“Even today the best-matched organs, except if they come from identical twins, don’t last very long because with time the immune system continuously is attacking them,” said Dr Pablo Ross from the University of California, Davis, who is part of the team working towards growing human organs in other species, in a media briefing reported by the Guardian.
To be exceedingly clear, the embryos weren’t half human/half sheep, they were not created on a whim and without regulation, and were all actually destroyed within four weeks of their creation.
The team inserted adult human stem cells inside an early-stage sheep embryo, and they followed its development over 28 days. “About one in 10,000 cells in these sheep embryos are human,” explained Ross.

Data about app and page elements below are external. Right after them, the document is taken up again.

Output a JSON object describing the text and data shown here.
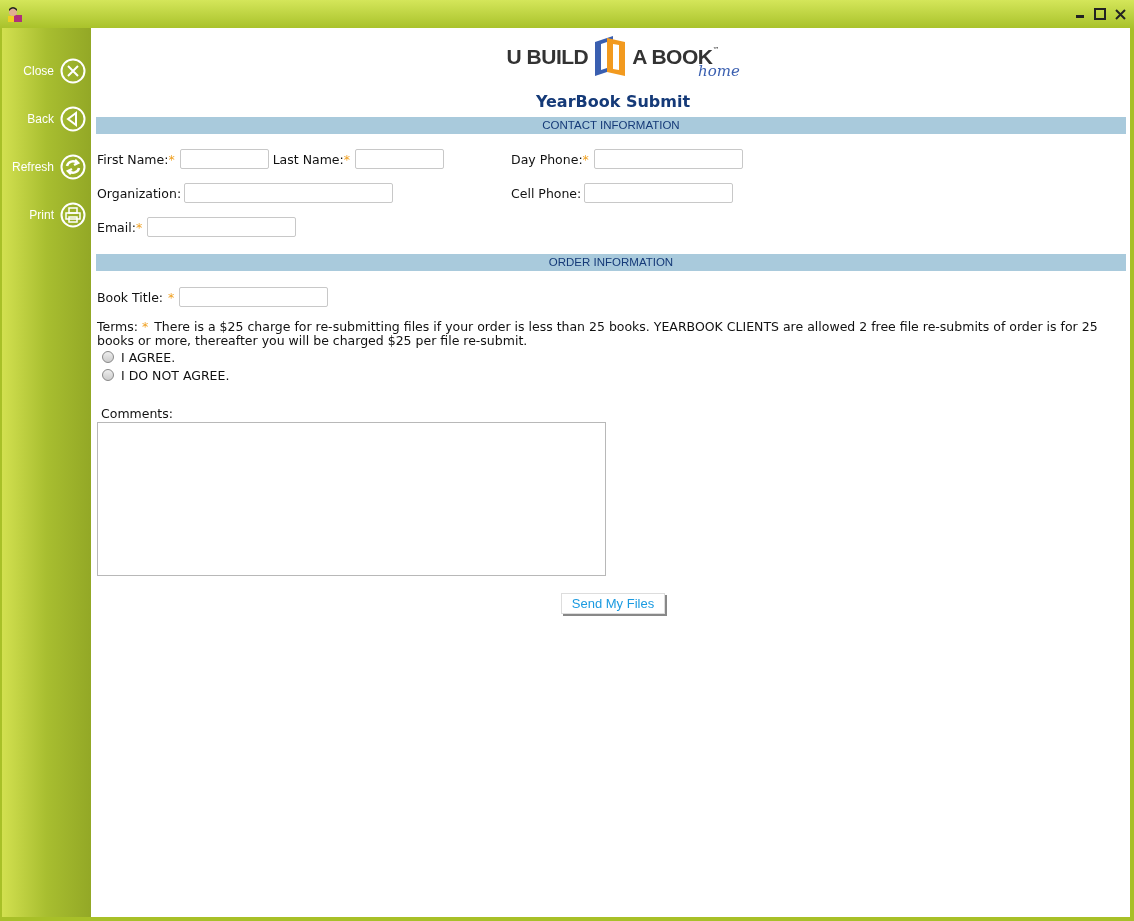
{
  "sidebar": {
    "items": [
      {
        "label": "Close"
      },
      {
        "label": "Back"
      },
      {
        "label": "Refresh"
      },
      {
        "label": "Print"
      }
    ]
  },
  "logo": {
    "left": "U BUILD",
    "right": "A BOOK",
    "tm": "™",
    "sub": "home"
  },
  "title": "YearBook Submit",
  "required_mark": "*",
  "contact": {
    "heading": "CONTACT INFORMATION",
    "left_rows": [
      [
        {
          "label": "First Name:",
          "required": true
        },
        {
          "label": "Last Name:",
          "required": true
        }
      ],
      [
        {
          "label": "Organization:",
          "required": false
        }
      ],
      [
        {
          "label": "Email:",
          "required": true
        }
      ]
    ],
    "right_rows": [
      [
        {
          "label": "Day Phone:",
          "required": true
        }
      ],
      [
        {
          "label": "Cell Phone:",
          "required": false
        }
      ]
    ]
  },
  "order": {
    "heading": "ORDER INFORMATION",
    "book_title": {
      "label": "Book Title:",
      "required": true
    },
    "terms": {
      "label": "Terms:",
      "required": true,
      "text": "There is a $25 charge for re-submitting files if your order is less than 25 books. YEARBOOK CLIENTS are allowed 2 free file re-submits of order is for 25 books or more, thereafter you will be charged $25 per file re-submit."
    },
    "options": [
      {
        "label": "I AGREE.",
        "selected": false
      },
      {
        "label": "I DO NOT AGREE.",
        "selected": false
      }
    ],
    "comments_label": "Comments:"
  },
  "submit": "Send My Files"
}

While this ratio is a tiny 0.01 percent, it is much higher than scientists have previously been able to achieve for pig-human chimeras. That was closer to one human cell in every 100,000 pig cells. Sheep and pigs are used because their organs are roughly the right size to be transplanted into humans. But to actually develop an organ, the embryos would need to have about 1 percent of human cells, so we're still a while off.
There have been ethical concerns about this threshold. Some people worry that by humanizing the cellular composition of animals it could be possible to create a human-faced pig or a sheep with a human mind. The team has shown that they are capable of focusing the human cells to be able to construct specific organs.
“We have published several papers showing we can target the region, so we can avoid human cells differentiating into the human brain or human gonads,” Dr Hiro Nakauchi of Stanford University, who is also part of the team.
The road to having animals as potential organ donors is still extremely long and the challenges are not easy to overcome. For research alone, the team is planning on requesting permission to keep the embryos for longer than the current threshold of 28 days, but that’s not in any way a certainty that their approach could actually lead to a viable transplant solution.
That said, it’s important to keep working at it. In the United States alone, 117,000 people are currently on an organ donor waiting list and 22 people die each day waiting for a transplant.